→ WHAT IS EXPECTED: Produce a word-for-word copy of the lines from the one that contains "Extract the structured" to the final line of the data below, with all pictures dropped.

*** Opening of DATASET CONTENT ***

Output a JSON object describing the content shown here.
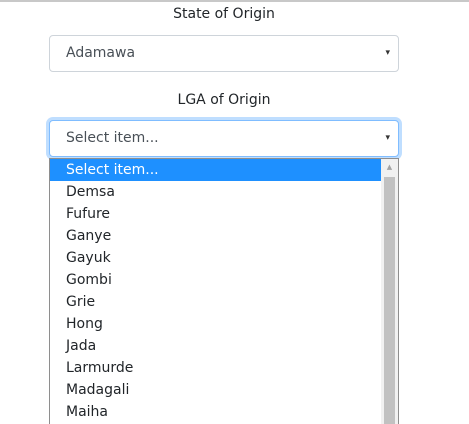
{
  "state_field": {
    "label": "State of Origin",
    "selected": "Adamawa"
  },
  "lga_field": {
    "label": "LGA of Origin",
    "selected": "Select item...",
    "options": [
      "Select item...",
      "Demsa",
      "Fufure",
      "Ganye",
      "Gayuk",
      "Gombi",
      "Grie",
      "Hong",
      "Jada",
      "Larmurde",
      "Madagali",
      "Maiha"
    ],
    "highlighted_index": 0
  },
  "icons": {
    "caret": "▾",
    "scroll_up": "▲"
  },
  "colors": {
    "highlight": "#1e90ff",
    "focus_border": "#80bdff"
  }
}
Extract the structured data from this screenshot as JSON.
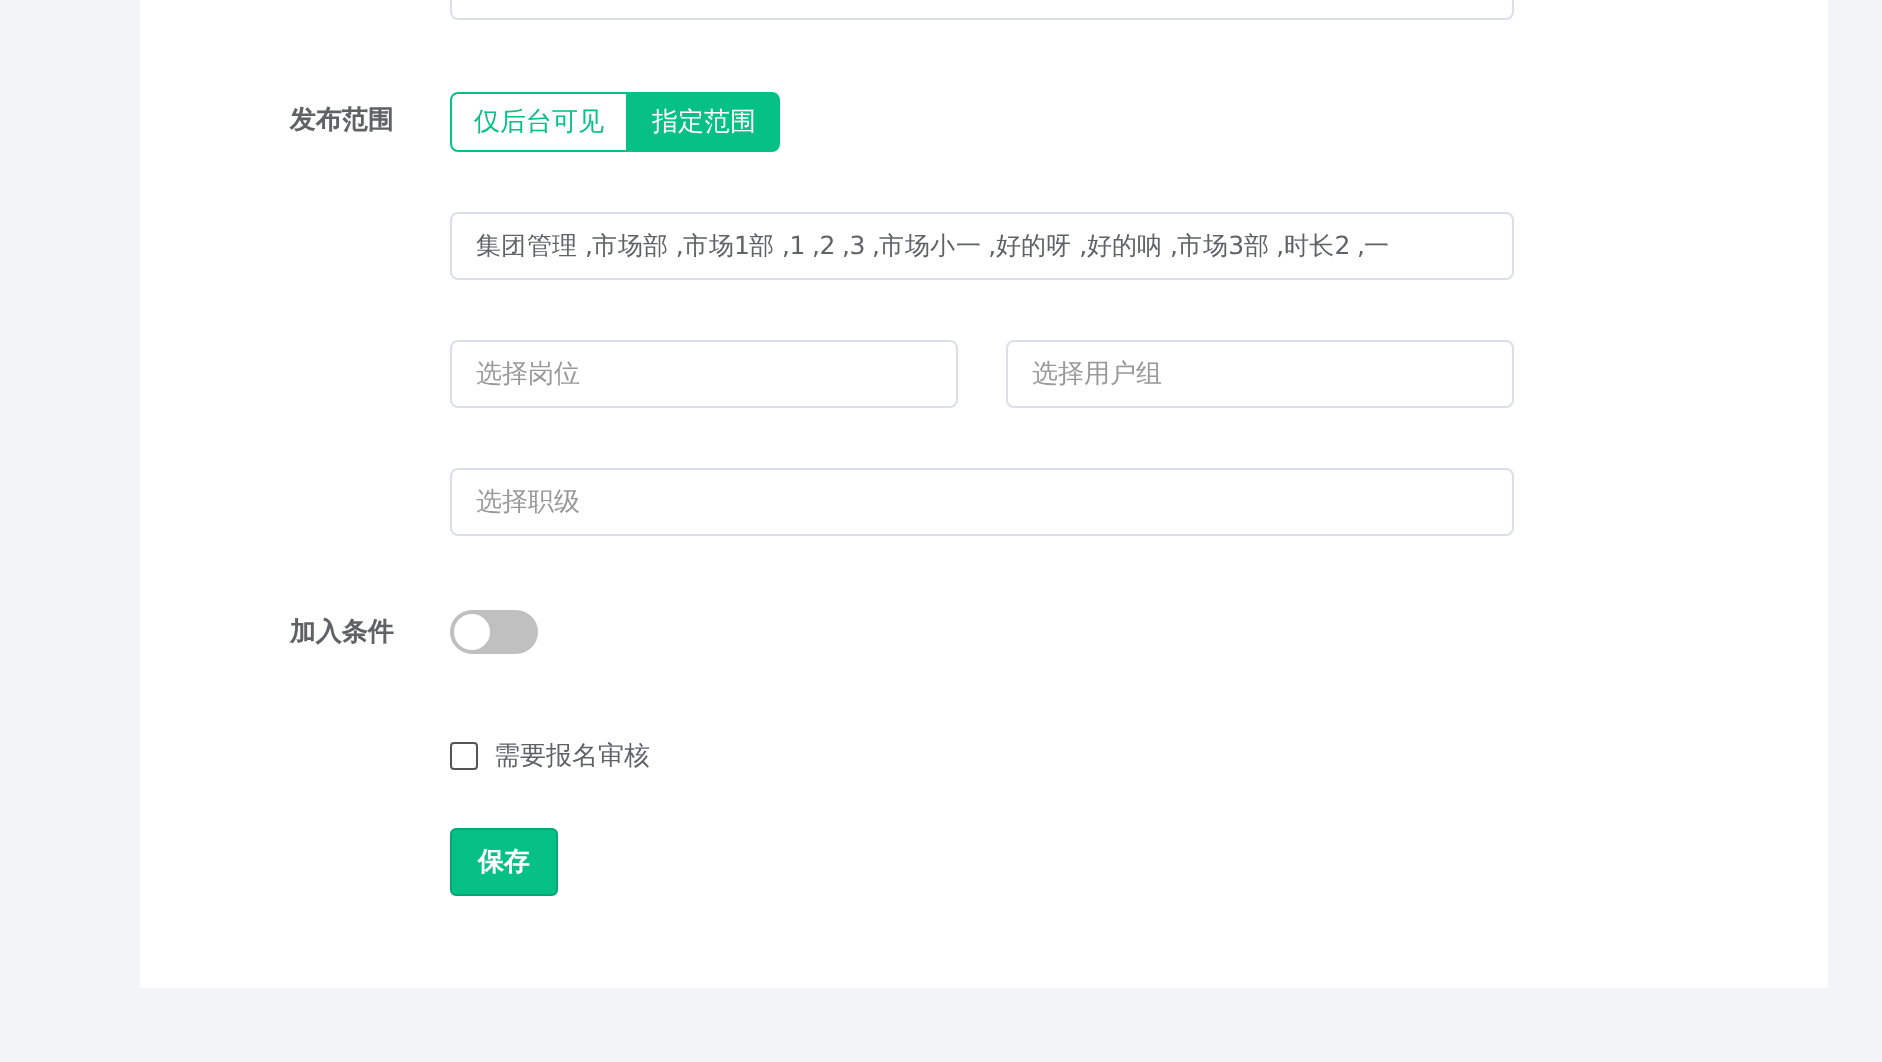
{
  "scope": {
    "label": "发布范围",
    "options": [
      {
        "label": "仅后台可见",
        "selected": false
      },
      {
        "label": "指定范围",
        "selected": true
      }
    ],
    "departments": {
      "value": "集团管理 ,市场部 ,市场1部 ,1 ,2 ,3 ,市场小一 ,好的呀 ,好的呐 ,市场3部 ,时长2 ,一"
    },
    "position": {
      "placeholder": "选择岗位"
    },
    "user_group": {
      "placeholder": "选择用户组"
    },
    "rank": {
      "placeholder": "选择职级"
    }
  },
  "join_condition": {
    "label": "加入条件",
    "on": false
  },
  "review": {
    "label": "需要报名审核",
    "checked": false
  },
  "save_button": "保存"
}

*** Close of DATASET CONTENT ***

→ ANSWER TO THE PROBLEM:
Extract the structured data from this screenshot as JSON.
{
  "scope": {
    "label": "发布范围",
    "options": [
      {
        "label": "仅后台可见",
        "selected": false
      },
      {
        "label": "指定范围",
        "selected": true
      }
    ],
    "departments": {
      "value": "集团管理 ,市场部 ,市场1部 ,1 ,2 ,3 ,市场小一 ,好的呀 ,好的呐 ,市场3部 ,时长2 ,一"
    },
    "position": {
      "placeholder": "选择岗位"
    },
    "user_group": {
      "placeholder": "选择用户组"
    },
    "rank": {
      "placeholder": "选择职级"
    }
  },
  "join_condition": {
    "label": "加入条件",
    "on": false
  },
  "review": {
    "label": "需要报名审核",
    "checked": false
  },
  "save_button": "保存"
}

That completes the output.